Success can be measured in many ways and Mistissini’s Voyageur Memorial School is hoping that their success rate will climb, thanks to French and English pre-Kindergarten programs that has children as young as 4 attending school full time.
The French program started two years ago and is now seeing its graduates enter Grade I. The pilot project, a first of its kind in Eeyou Istchee, has the students attend class in French for half a day and in the Cree for the other half.
“In the children’s assessment, done in June, a child needs to master a minimum of 80% of the oral language in mother tongue or in second language,” said Alain Bellemare, Voyageur Memorial’s Elementary school Principal.
“They were scoring 81% in Cree and 84% in French,” he said. “The conclusion was that they could read and write in French as good as in Cree.”
Bellemare went on to say that the parents’ reaction has been phenomenal. Instead of having two Grade I classes in English and two in French, the success of the French pilot project has forced the school to have only one Grade I English and a combination Grade I and 2 English class along with the two Grade I classes.
The English program, which started this fall, is very exciting but it’s too early to tell how successful it will be.
“These 15 children are coming to school for the first time, although many have been in daycare before,” said Linda Collier, the pre-K English teacher.
“For the first days, all teachers work at introducing the children to the idea of routine as far as being organized and responsible for getting their own outdoor clothes and shoes on and off, and lining up for the bus, and making a smooth transition between activities,” she said.

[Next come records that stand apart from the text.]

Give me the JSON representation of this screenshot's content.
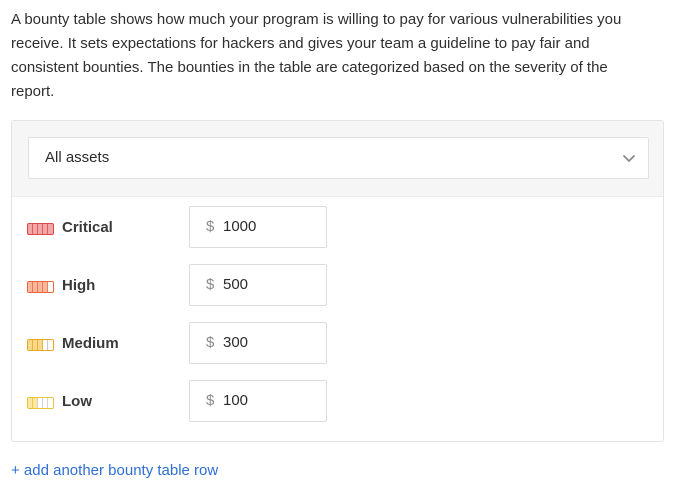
{
  "intro": {
    "text": "A bounty table shows how much your program is willing to pay for various vulnerabilities you receive. It sets expectations for hackers and gives your team a guideline to pay fair and consistent bounties. The bounties in the table are categorized based on the severity of the report."
  },
  "asset_filter": {
    "selected": "All assets",
    "icon": "chevron-down-icon"
  },
  "rows": [
    {
      "label": "Critical",
      "currency": "$",
      "amount": "1000",
      "color": "#e05252",
      "fill_level": 5
    },
    {
      "label": "High",
      "currency": "$",
      "amount": "500",
      "color": "#f07a55",
      "fill_level": 4
    },
    {
      "label": "Medium",
      "currency": "$",
      "amount": "300",
      "color": "#f2b33d",
      "fill_level": 3
    },
    {
      "label": "Low",
      "currency": "$",
      "amount": "100",
      "color": "#f3cf4a",
      "fill_level": 2
    }
  ],
  "add_row": {
    "label": "+ add another bounty table row"
  },
  "colors": {
    "link": "#2f6fd6",
    "panel_header_bg": "#f6f6f6"
  }
}
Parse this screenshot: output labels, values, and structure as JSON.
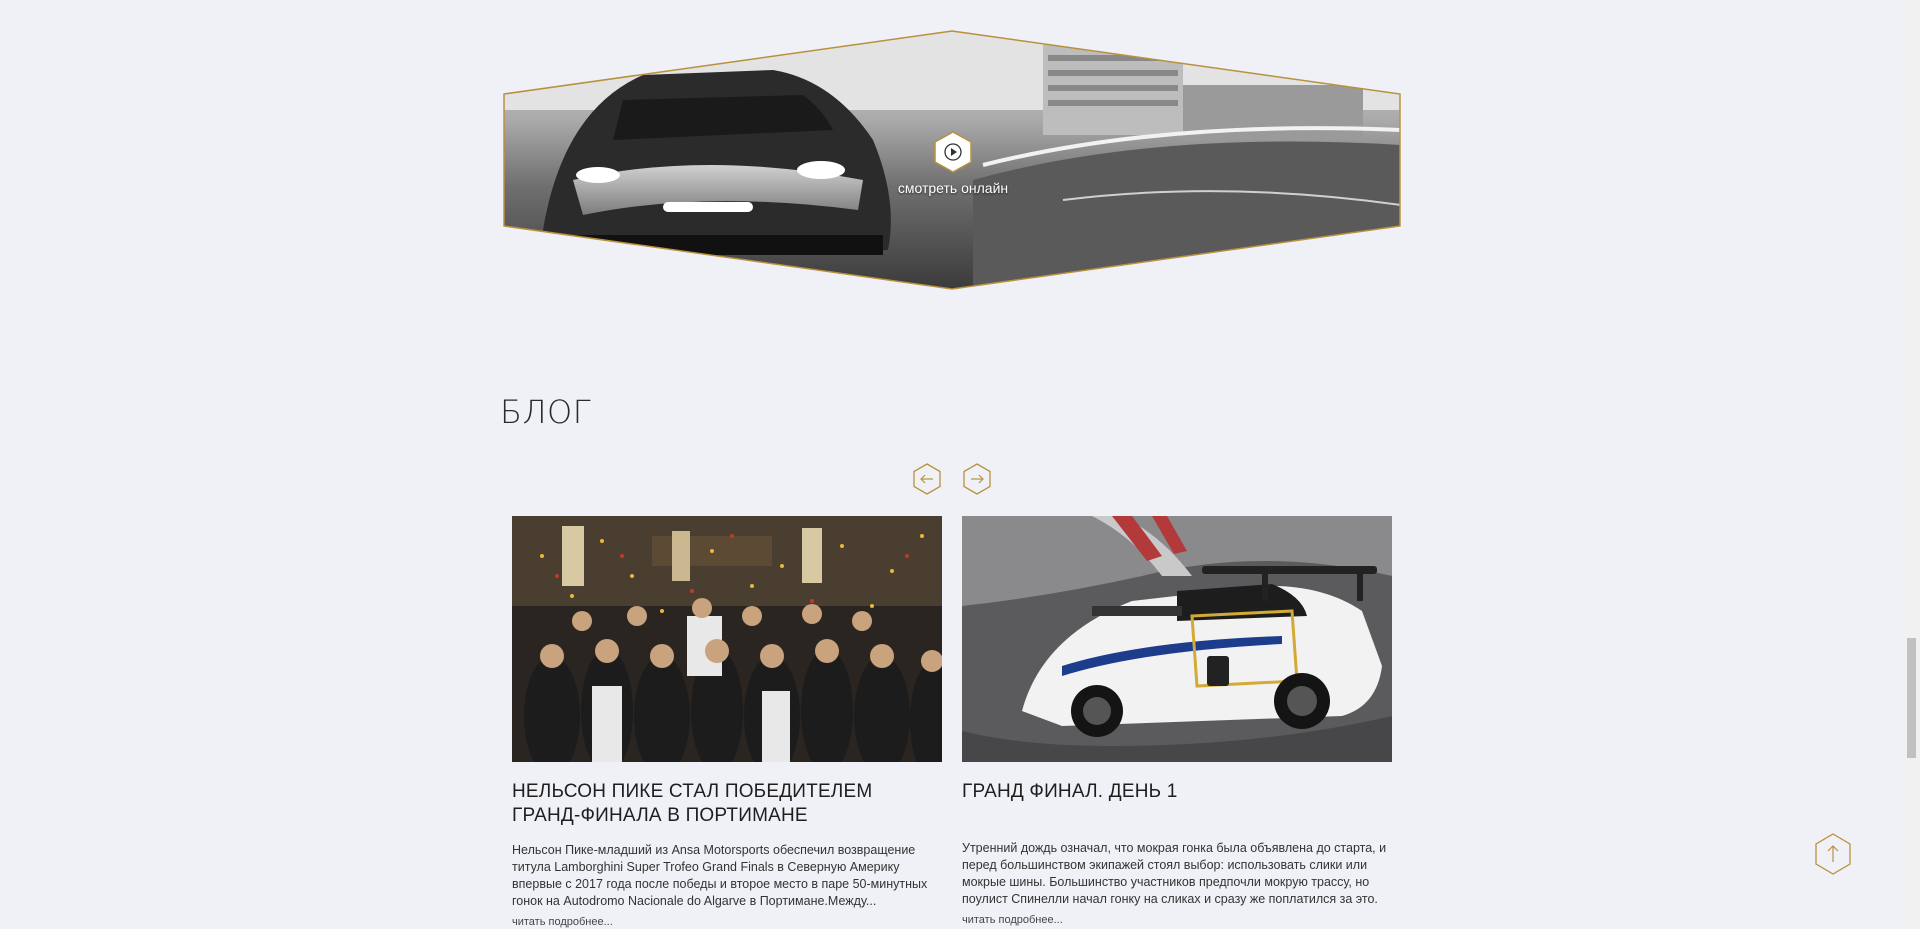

“Learning to focus on the task at hand and following through on it and learning the give and take and socialization skills of working together is a big part of their first school experience.” After lunch, the Cree pre-K teacher, Annie Gray, takes the children as they learn in Cree for the rest of the afternoon.
Collier started teaching in Mistissini after working as a journalist. She also taught English as a Second Language in other countries and Canada. Her knowledge of people and their characteristics has helped in her new environment.
“I am not teaching strictly English as a Second Language, but rather teaching the regular school subjects – in English. All of the children hear English in the community and have some understanding of the language. What I have found challenging these first weeks is to discover just how much,” said Collier, who was exposed to Mistissini’s football camp in August and got a good feel for the community through the sport.
Collier says that the most important learning tool for the children is reading. “What is most important in this program, I believe, and in all childhood education, is that children are encouraged to read at home,” said Collier. “There is so much documentation that shows how children who are read to at home excel throughout their school years – which often go on to include university or trade school.”
Collier says she is learning at the same time as the children. “I have tried to communicate to the children that I am learning to use a new language too – theirs (and also brushing up on my French) – and that I know it takes patience and work, but it can be fun too,” she said.
“What I am working at is designing lessons and a program that will both challenge the children but still meet all of their various levels of ability – and a program that will have them supporting each other as they learn English.”
Bellemare could see a difference in the way they’re learning from when he got there four years ago. “What these kids have been doing in the French sector is transferring what they’re learning from one language to another. So if they learn something in Cree they know how to express that in French and vice versa. I hope that it works the same with the pre-K English,” he concluded.